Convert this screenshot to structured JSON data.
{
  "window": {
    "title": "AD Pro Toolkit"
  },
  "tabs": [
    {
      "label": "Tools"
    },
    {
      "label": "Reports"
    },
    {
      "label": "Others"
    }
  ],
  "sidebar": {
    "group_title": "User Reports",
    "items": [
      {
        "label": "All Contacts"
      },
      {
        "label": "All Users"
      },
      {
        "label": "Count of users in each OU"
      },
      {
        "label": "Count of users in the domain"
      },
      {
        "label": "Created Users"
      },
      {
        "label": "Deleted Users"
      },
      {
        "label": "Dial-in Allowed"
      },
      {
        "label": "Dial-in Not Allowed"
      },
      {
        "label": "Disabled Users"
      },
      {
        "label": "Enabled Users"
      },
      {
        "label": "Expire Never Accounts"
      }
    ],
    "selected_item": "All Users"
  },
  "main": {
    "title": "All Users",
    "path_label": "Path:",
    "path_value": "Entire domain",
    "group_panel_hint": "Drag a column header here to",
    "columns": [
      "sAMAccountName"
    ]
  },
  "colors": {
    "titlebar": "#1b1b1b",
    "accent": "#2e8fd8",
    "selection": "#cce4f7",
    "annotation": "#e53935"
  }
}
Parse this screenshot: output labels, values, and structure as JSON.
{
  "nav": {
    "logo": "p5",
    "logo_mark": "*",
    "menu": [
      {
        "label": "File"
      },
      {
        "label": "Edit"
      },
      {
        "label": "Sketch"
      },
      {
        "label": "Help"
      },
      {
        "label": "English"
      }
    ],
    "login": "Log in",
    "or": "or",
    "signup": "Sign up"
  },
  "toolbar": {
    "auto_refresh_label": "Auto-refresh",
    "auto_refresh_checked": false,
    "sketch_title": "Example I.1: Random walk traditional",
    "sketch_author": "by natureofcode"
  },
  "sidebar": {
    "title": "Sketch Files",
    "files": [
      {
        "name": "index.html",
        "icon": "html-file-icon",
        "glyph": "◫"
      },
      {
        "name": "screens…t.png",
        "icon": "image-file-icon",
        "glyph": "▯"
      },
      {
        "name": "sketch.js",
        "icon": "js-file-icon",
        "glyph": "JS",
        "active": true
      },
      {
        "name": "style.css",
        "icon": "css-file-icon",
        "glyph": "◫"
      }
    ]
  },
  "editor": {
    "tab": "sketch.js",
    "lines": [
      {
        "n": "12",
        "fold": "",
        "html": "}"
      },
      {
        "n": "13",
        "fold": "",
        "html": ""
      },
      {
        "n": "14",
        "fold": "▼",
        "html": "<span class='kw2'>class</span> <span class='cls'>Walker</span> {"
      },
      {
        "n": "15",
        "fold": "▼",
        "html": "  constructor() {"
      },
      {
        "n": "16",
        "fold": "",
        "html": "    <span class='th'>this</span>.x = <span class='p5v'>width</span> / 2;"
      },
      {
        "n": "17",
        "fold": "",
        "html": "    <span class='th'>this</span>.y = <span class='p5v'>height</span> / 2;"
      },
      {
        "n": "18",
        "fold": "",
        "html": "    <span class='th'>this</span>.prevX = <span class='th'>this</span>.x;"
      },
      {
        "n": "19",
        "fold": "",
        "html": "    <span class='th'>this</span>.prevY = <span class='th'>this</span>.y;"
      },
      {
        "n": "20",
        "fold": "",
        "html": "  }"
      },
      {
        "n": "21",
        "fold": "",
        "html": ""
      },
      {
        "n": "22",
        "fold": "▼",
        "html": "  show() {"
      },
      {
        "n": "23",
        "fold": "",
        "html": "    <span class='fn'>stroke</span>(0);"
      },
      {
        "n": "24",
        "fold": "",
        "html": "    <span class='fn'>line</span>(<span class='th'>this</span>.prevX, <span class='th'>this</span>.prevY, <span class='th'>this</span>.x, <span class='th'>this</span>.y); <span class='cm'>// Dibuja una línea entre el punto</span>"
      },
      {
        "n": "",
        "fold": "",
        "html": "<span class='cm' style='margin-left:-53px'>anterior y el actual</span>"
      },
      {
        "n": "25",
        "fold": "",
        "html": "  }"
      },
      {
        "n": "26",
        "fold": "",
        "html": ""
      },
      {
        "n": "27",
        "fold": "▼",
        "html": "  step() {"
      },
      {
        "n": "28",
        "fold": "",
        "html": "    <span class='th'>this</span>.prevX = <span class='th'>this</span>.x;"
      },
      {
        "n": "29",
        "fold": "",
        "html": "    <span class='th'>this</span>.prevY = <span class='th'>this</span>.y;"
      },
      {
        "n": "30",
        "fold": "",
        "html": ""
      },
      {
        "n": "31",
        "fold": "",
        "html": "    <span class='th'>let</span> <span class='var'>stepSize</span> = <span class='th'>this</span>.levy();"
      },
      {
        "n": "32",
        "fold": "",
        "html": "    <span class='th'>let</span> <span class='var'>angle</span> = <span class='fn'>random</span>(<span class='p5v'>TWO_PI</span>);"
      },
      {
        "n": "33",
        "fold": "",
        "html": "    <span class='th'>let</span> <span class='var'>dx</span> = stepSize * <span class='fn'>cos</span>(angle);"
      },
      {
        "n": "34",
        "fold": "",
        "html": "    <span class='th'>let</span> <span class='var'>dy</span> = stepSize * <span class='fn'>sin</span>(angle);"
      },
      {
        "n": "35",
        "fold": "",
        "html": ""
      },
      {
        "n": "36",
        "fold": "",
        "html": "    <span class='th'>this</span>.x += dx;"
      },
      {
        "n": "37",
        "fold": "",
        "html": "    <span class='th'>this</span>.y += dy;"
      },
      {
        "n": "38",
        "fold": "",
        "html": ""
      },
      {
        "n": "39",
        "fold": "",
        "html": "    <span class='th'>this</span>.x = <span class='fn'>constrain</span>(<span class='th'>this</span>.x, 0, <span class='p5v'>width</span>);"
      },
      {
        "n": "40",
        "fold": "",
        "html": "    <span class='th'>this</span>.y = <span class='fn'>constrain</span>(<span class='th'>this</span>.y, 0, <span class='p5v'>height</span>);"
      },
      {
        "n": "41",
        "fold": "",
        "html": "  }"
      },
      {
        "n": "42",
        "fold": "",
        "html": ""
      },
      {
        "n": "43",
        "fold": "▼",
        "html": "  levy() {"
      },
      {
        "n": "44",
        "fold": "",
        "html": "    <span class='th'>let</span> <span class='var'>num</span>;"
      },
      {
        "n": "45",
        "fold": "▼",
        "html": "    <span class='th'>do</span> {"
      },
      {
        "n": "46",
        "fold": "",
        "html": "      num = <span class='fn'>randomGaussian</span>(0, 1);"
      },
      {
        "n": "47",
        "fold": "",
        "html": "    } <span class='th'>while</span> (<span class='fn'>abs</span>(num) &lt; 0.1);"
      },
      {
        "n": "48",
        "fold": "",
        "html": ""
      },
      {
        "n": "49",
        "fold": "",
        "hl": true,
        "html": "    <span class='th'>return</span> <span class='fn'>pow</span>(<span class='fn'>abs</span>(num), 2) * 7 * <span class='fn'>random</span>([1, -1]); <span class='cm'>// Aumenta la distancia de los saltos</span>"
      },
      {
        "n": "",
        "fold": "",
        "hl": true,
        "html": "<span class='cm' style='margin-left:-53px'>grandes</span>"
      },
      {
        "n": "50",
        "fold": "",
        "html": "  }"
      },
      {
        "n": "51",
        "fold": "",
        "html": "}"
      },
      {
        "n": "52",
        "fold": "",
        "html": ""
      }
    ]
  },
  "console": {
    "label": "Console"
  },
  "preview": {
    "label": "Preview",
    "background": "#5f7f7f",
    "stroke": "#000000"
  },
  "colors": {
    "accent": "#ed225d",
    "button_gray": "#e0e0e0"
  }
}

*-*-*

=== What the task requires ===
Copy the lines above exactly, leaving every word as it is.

=== Response area ===
Convert this screenshot to structured JSON data.
{
  "window": {
    "title": "AD Pro Toolkit"
  },
  "tabs": [
    {
      "label": "Tools"
    },
    {
      "label": "Reports"
    },
    {
      "label": "Others"
    }
  ],
  "sidebar": {
    "group_title": "User Reports",
    "items": [
      {
        "label": "All Contacts"
      },
      {
        "label": "All Users"
      },
      {
        "label": "Count of users in each OU"
      },
      {
        "label": "Count of users in the domain"
      },
      {
        "label": "Created Users"
      },
      {
        "label": "Deleted Users"
      },
      {
        "label": "Dial-in Allowed"
      },
      {
        "label": "Dial-in Not Allowed"
      },
      {
        "label": "Disabled Users"
      },
      {
        "label": "Enabled Users"
      },
      {
        "label": "Expire Never Accounts"
      }
    ],
    "selected_item": "All Users"
  },
  "main": {
    "title": "All Users",
    "path_label": "Path:",
    "path_value": "Entire domain",
    "group_panel_hint": "Drag a column header here to",
    "columns": [
      "sAMAccountName"
    ]
  },
  "colors": {
    "titlebar": "#1b1b1b",
    "accent": "#2e8fd8",
    "selection": "#cce4f7",
    "annotation": "#e53935"
  }
}
Parse this screenshot: output labels, values, and structure as JSON.
{
  "nav": {
    "logo": "p5",
    "logo_mark": "*",
    "menu": [
      {
        "label": "File"
      },
      {
        "label": "Edit"
      },
      {
        "label": "Sketch"
      },
      {
        "label": "Help"
      },
      {
        "label": "English"
      }
    ],
    "login": "Log in",
    "or": "or",
    "signup": "Sign up"
  },
  "toolbar": {
    "auto_refresh_label": "Auto-refresh",
    "auto_refresh_checked": false,
    "sketch_title": "Example I.1: Random walk traditional",
    "sketch_author": "by natureofcode"
  },
  "sidebar": {
    "title": "Sketch Files",
    "files": [
      {
        "name": "index.html",
        "icon": "html-file-icon",
        "glyph": "◫"
      },
      {
        "name": "screens…t.png",
        "icon": "image-file-icon",
        "glyph": "▯"
      },
      {
        "name": "sketch.js",
        "icon": "js-file-icon",
        "glyph": "JS",
        "active": true
      },
      {
        "name": "style.css",
        "icon": "css-file-icon",
        "glyph": "◫"
      }
    ]
  },
  "editor": {
    "tab": "sketch.js",
    "lines": [
      {
        "n": "12",
        "fold": "",
        "html": "}"
      },
      {
        "n": "13",
        "fold": "",
        "html": ""
      },
      {
        "n": "14",
        "fold": "▼",
        "html": "<span class='kw2'>class</span> <span class='cls'>Walker</span> {"
      },
      {
        "n": "15",
        "fold": "▼",
        "html": "  constructor() {"
      },
      {
        "n": "16",
        "fold": "",
        "html": "    <span class='th'>this</span>.x = <span class='p5v'>width</span> / 2;"
      },
      {
        "n": "17",
        "fold": "",
        "html": "    <span class='th'>this</span>.y = <span class='p5v'>height</span> / 2;"
      },
      {
        "n": "18",
        "fold": "",
        "html": "    <span class='th'>this</span>.prevX = <span class='th'>this</span>.x;"
      },
      {
        "n": "19",
        "fold": "",
        "html": "    <span class='th'>this</span>.prevY = <span class='th'>this</span>.y;"
      },
      {
        "n": "20",
        "fold": "",
        "html": "  }"
      },
      {
        "n": "21",
        "fold": "",
        "html": ""
      },
      {
        "n": "22",
        "fold": "▼",
        "html": "  show() {"
      },
      {
        "n": "23",
        "fold": "",
        "html": "    <span class='fn'>stroke</span>(0);"
      },
      {
        "n": "24",
        "fold": "",
        "html": "    <span class='fn'>line</span>(<span class='th'>this</span>.prevX, <span class='th'>this</span>.prevY, <span class='th'>this</span>.x, <span class='th'>this</span>.y); <span class='cm'>// Dibuja una línea entre el punto</span>"
      },
      {
        "n": "",
        "fold": "",
        "html": "<span class='cm' style='margin-left:-53px'>anterior y el actual</span>"
      },
      {
        "n": "25",
        "fold": "",
        "html": "  }"
      },
      {
        "n": "26",
        "fold": "",
        "html": ""
      },
      {
        "n": "27",
        "fold": "▼",
        "html": "  step() {"
      },
      {
        "n": "28",
        "fold": "",
        "html": "    <span class='th'>this</span>.prevX = <span class='th'>this</span>.x;"
      },
      {
        "n": "29",
        "fold": "",
        "html": "    <span class='th'>this</span>.prevY = <span class='th'>this</span>.y;"
      },
      {
        "n": "30",
        "fold": "",
        "html": ""
      },
      {
        "n": "31",
        "fold": "",
        "html": "    <span class='th'>let</span> <span class='var'>stepSize</span> = <span class='th'>this</span>.levy();"
      },
      {
        "n": "32",
        "fold": "",
        "html": "    <span class='th'>let</span> <span class='var'>angle</span> = <span class='fn'>random</span>(<span class='p5v'>TWO_PI</span>);"
      },
      {
        "n": "33",
        "fold": "",
        "html": "    <span class='th'>let</span> <span class='var'>dx</span> = stepSize * <span class='fn'>cos</span>(angle);"
      },
      {
        "n": "34",
        "fold": "",
        "html": "    <span class='th'>let</span> <span class='var'>dy</span> = stepSize * <span class='fn'>sin</span>(angle);"
      },
      {
        "n": "35",
        "fold": "",
        "html": ""
      },
      {
        "n": "36",
        "fold": "",
        "html": "    <span class='th'>this</span>.x += dx;"
      },
      {
        "n": "37",
        "fold": "",
        "html": "    <span class='th'>this</span>.y += dy;"
      },
      {
        "n": "38",
        "fold": "",
        "html": ""
      },
      {
        "n": "39",
        "fold": "",
        "html": "    <span class='th'>this</span>.x = <span class='fn'>constrain</span>(<span class='th'>this</span>.x, 0, <span class='p5v'>width</span>);"
      },
      {
        "n": "40",
        "fold": "",
        "html": "    <span class='th'>this</span>.y = <span class='fn'>constrain</span>(<span class='th'>this</span>.y, 0, <span class='p5v'>height</span>);"
      },
      {
        "n": "41",
        "fold": "",
        "html": "  }"
      },
      {
        "n": "42",
        "fold": "",
        "html": ""
      },
      {
        "n": "43",
        "fold": "▼",
        "html": "  levy() {"
      },
      {
        "n": "44",
        "fold": "",
        "html": "    <span class='th'>let</span> <span class='var'>num</span>;"
      },
      {
        "n": "45",
        "fold": "▼",
        "html": "    <span class='th'>do</span> {"
      },
      {
        "n": "46",
        "fold": "",
        "html": "      num = <span class='fn'>randomGaussian</span>(0, 1);"
      },
      {
        "n": "47",
        "fold": "",
        "html": "    } <span class='th'>while</span> (<span class='fn'>abs</span>(num) &lt; 0.1);"
      },
      {
        "n": "48",
        "fold": "",
        "html": ""
      },
      {
        "n": "49",
        "fold": "",
        "hl": true,
        "html": "    <span class='th'>return</span> <span class='fn'>pow</span>(<span class='fn'>abs</span>(num), 2) * 7 * <span class='fn'>random</span>([1, -1]); <span class='cm'>// Aumenta la distancia de los saltos</span>"
      },
      {
        "n": "",
        "fold": "",
        "hl": true,
        "html": "<span class='cm' style='margin-left:-53px'>grandes</span>"
      },
      {
        "n": "50",
        "fold": "",
        "html": "  }"
      },
      {
        "n": "51",
        "fold": "",
        "html": "}"
      },
      {
        "n": "52",
        "fold": "",
        "html": ""
      }
    ]
  },
  "console": {
    "label": "Console"
  },
  "preview": {
    "label": "Preview",
    "background": "#5f7f7f",
    "stroke": "#000000"
  },
  "colors": {
    "accent": "#ed225d",
    "button_gray": "#e0e0e0"
  }
}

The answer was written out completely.